We want to find a location where we can continue to help these amazing horses as well as continue our girls programs and our free Reading to Racehorses literacy program, while giving the horses room to run, with plenty of shade and the tranquility.
Our Educational Programing and how that works w exracehorses…
We have been featured by the Naples Daily News, ABC, Fox4, NBC2, WINK and many other local media outlets!
We take in injured racehorses, mainly from Gulfstream Park, but also local horses that are in need when we can. Thru a huge core volunteer group (100+), we rehabilitate the ex racehorses and look to place them in local homes with loving families.
Something very unique that we do is pair these racehorses w the kids in our programs, to help them transition. The kids learn all about taking care of them, helping them heal, learning to ride again, and see them come full circle when they adopt out from our program. The program teaching the kids all about horsemanship skills, but also self-confidence, courage, empathy, and focus, so many life skills. They learn to really care for others. Read more….
The severity of the injuries mean most horses are with us 6-12 months for the healing and rehabilitation part of their stay, and then are available for adoption to qualified homes in Lee and Collier County.
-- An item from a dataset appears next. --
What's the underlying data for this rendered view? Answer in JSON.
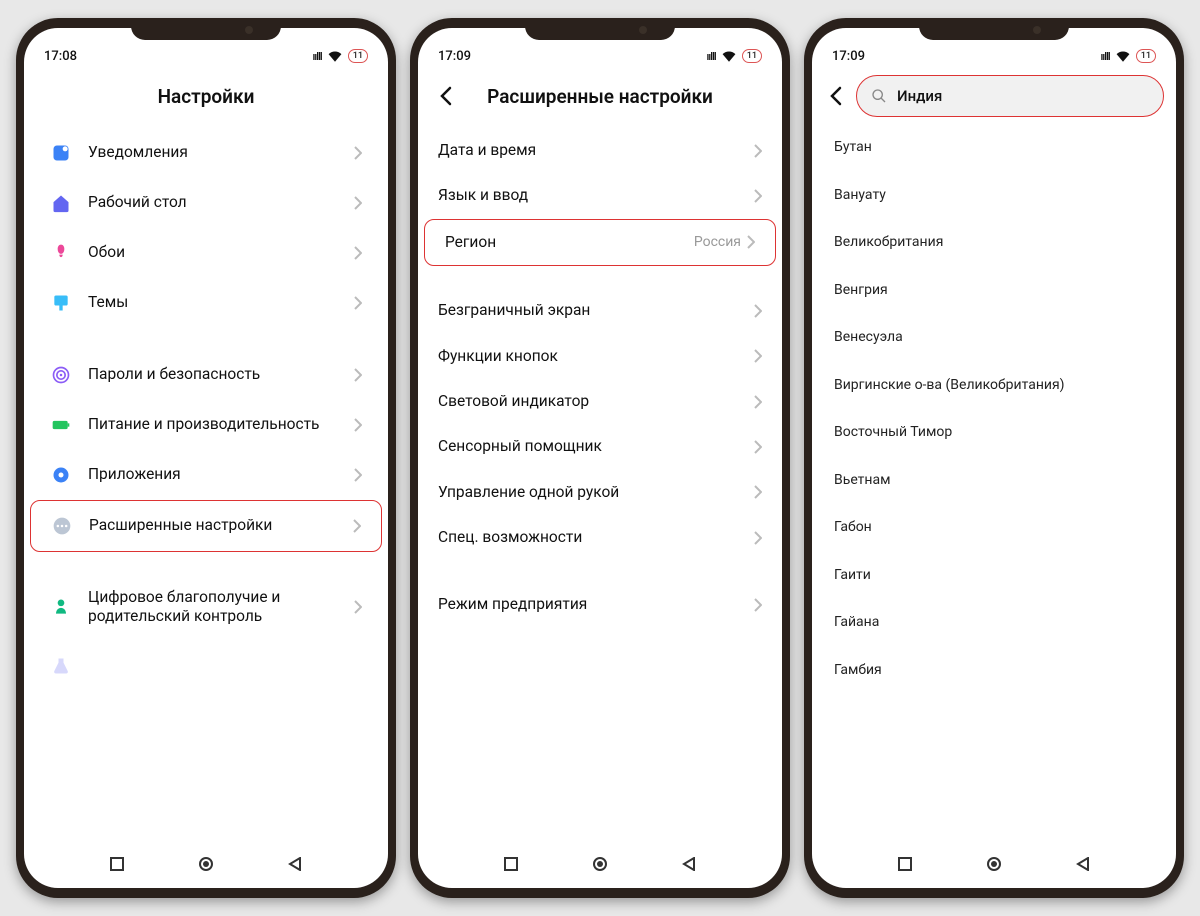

We need both stalls, small paddocks and large areas as the horses go thru this process. Most of our horses suffer injuries and arthritis related to those injuries, having them in small stalls and paddocks without the ability to move sufficiently makes arthritic conditions worse. The very best thing is for them to be outside moving as much as possible. We need dry areas and shelter/shade for them, in addition to a barn for the critical cases when they arrive.
Judith Cohen Youth Center comes to Track to Trail
We were delighted to be able to host a group of 14 children from the Judith Cohen Youth Center at our training facility. What smart intuitive kids!
They arrived with no prior experience and learned to help and worked w our volunteers to halter, lead, feed, groom, bath and work with horses. It was amazing how quickly they caught on and how much they really formed bonds not only with the horses but each other as the day progressed. Team work, compassion, grit. They had it all. So proud that we are able to offer programs like these while fulfilling our mission to help rehabilitate and rehome ex racehorses and other horses in need. Our hearts were overflowing… Thanks to Hilary Shore, Executive Director and all the staff at JCYC for making this possible!